We played an old horse racing game where the horses move depending on which slot you throw balls into. Dave is very good at it and won a tiny teddy bear. Walking back to our hotel we both agreed, Copenhagen is a great city and we hope to return again soon.

A Day of Visiting Statues

Statues,  statues, and more statues. This could be the theme of our day in Copenhagen today.   We started out in what appeared to be a little known exhibition called The Lapidarium of the Kings. The concept of the exhibit is that over the centuries Danish kings used sculptures in public spaces, gardens, palaces, and castles to show power.  Within 50-350 years outside though, statues fall into serious disrepair. Why then do statues sometimes look so perfect? This museum housed in what was once Christian the IV' brewery gave us a glimpse into the world that is statue restoration.

This is a new exhibition and we had almost the whole place to ourselves.  Walking over old sandy cobblestones, we found ourselves in what might be a sculptor's restoration studio. Each room, some quite musty, had a theme whether it was fruit facades, horse statues, or statues of people. We learned that to restore them, they are covered in silicone and a plaster cast is made. Then the stone cutter goes to work. There was an excellent video to explain it all, but it was in Danish with no subtitles.

Next we saw an exhibit called April 9 which told about the invasion of Germany during WWII at 4:00am. The Danish were overwhelmed and surrendered in four hours. It was just a small exhibit with mostly guns and uniforms, but there was a huge searchlight on display.

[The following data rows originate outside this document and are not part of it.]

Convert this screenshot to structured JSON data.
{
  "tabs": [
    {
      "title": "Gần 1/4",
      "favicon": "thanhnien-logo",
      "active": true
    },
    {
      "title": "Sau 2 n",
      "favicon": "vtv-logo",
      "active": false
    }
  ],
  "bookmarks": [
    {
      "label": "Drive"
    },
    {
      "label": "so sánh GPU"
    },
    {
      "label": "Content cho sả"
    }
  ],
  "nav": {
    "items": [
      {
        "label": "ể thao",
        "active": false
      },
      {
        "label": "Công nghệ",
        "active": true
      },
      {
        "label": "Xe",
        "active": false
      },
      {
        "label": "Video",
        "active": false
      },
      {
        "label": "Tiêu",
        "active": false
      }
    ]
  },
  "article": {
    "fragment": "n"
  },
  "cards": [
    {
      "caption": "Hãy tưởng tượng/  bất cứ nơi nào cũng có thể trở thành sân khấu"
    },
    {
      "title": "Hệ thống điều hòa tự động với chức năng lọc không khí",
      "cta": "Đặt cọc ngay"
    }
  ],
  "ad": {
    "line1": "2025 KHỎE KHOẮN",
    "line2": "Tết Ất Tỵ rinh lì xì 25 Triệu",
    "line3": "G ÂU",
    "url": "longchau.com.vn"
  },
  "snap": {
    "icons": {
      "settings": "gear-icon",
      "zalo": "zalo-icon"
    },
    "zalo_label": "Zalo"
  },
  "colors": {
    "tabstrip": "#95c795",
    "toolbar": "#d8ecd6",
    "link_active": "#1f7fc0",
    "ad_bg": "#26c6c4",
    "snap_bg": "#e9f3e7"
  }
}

The last time we were in Copenhagen we visited the  Ny Carleberg Glyptotek. It's a museum with artifacts from ancient Egypt and Rome as well as a few beautiful paintings by Van Gogh and Monet.

My favorite was a painting by Van Gogh that showed a wheat field in Saint Remy in France. The colors were stunning.

When  we first walked in, though, there was room after room of more statues.  I noticed that most of the busts, and there were hundreds, did not have a nose.  They actually had a display of noses behind glass to explain that originally artists restored the noses, but people complained the busts were no longer authentic so they took them off.  The Egyptian section was amazing. To get to the section of Egyptian funerary art, you descend a dimly lit stairway into a small room with mummies and artifacts found in tombs.

Lunch today was in the museum. In the Danish tradition, sandwiches were made with brown bread and were open face. Delicious! The cafe is overlooking an atrium decorated with palm trees and a fish pond. 

I spotted a gift shop near our hotel called Hans Christian Anderson. As I was admiring the bright red and blue wooden soldiers in their miniature sentries and some lovely wooden ducks wearing brightly painted Cath Kidston style rain boots with polka dots, I saw a man dressed in a dark suit wearing a top hat ready to read a book. He turned his head toward me so I scurried out of the store to avoid being trapped at story hour.  On the way out I glanced back in the window and laughed to myself. It was an automated mannequin.

Tonight was a laundry night. We hiked about 20 minutes to find the launderette and thank goodness there was someone else there who could explain the process of getting soap, and operating the washer and dryer all from a central control panel with directions in Danish. It's late now, but back at the hotel people are strolling down the walkway on the water's edge to see the Little Mermaid. It's another statue and this one we'll see tomorrow!